◆ Task details: Compute the number of lines in the following data that include the word "content", and output that number alone.

(Web page and app entries)
◆ ◆ ◆ ◆ ◆ ◆ ◆
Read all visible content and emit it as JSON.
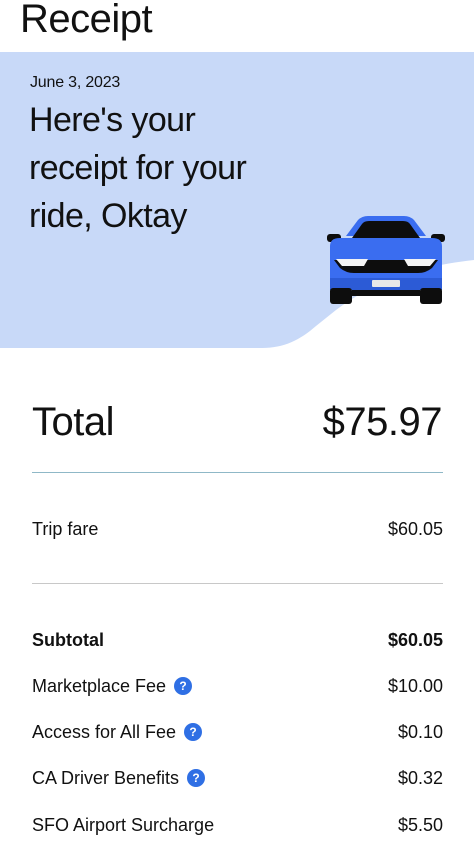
{
  "header": {
    "title": "Receipt"
  },
  "hero": {
    "date": "June 3, 2023",
    "heading": "Here's your receipt for your ride, Oktay",
    "background_color": "#c8d9f8"
  },
  "summary": {
    "total_label": "Total",
    "total_value": "$75.97"
  },
  "fare": {
    "label": "Trip fare",
    "value": "$60.05"
  },
  "breakdown": [
    {
      "label": "Subtotal",
      "value": "$60.05",
      "bold": true,
      "info": false
    },
    {
      "label": "Marketplace Fee",
      "value": "$10.00",
      "bold": false,
      "info": true
    },
    {
      "label": "Access for All Fee",
      "value": "$0.10",
      "bold": false,
      "info": true
    },
    {
      "label": "CA Driver Benefits",
      "value": "$0.32",
      "bold": false,
      "info": true
    },
    {
      "label": "SFO Airport Surcharge",
      "value": "$5.50",
      "bold": false,
      "info": false
    }
  ],
  "icons": {
    "info": "question-mark-circle-icon",
    "car": "car-icon"
  },
  "colors": {
    "accent_blue": "#2f6fe4",
    "car_blue": "#3a6df0"
  }
}
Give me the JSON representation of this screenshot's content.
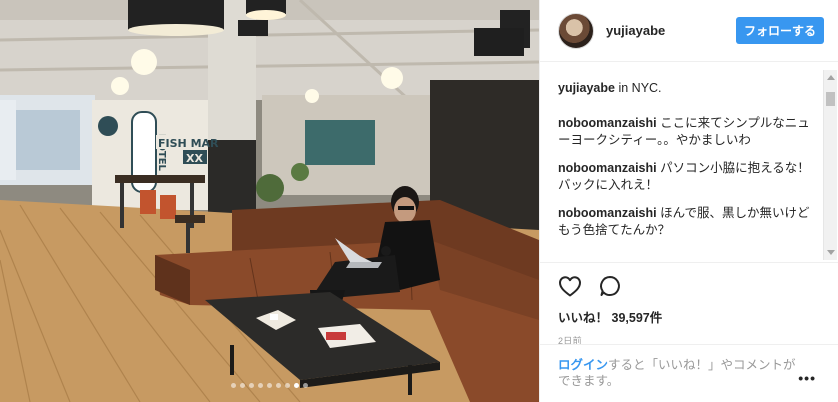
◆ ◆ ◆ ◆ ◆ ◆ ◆
◆ Result of this task: 2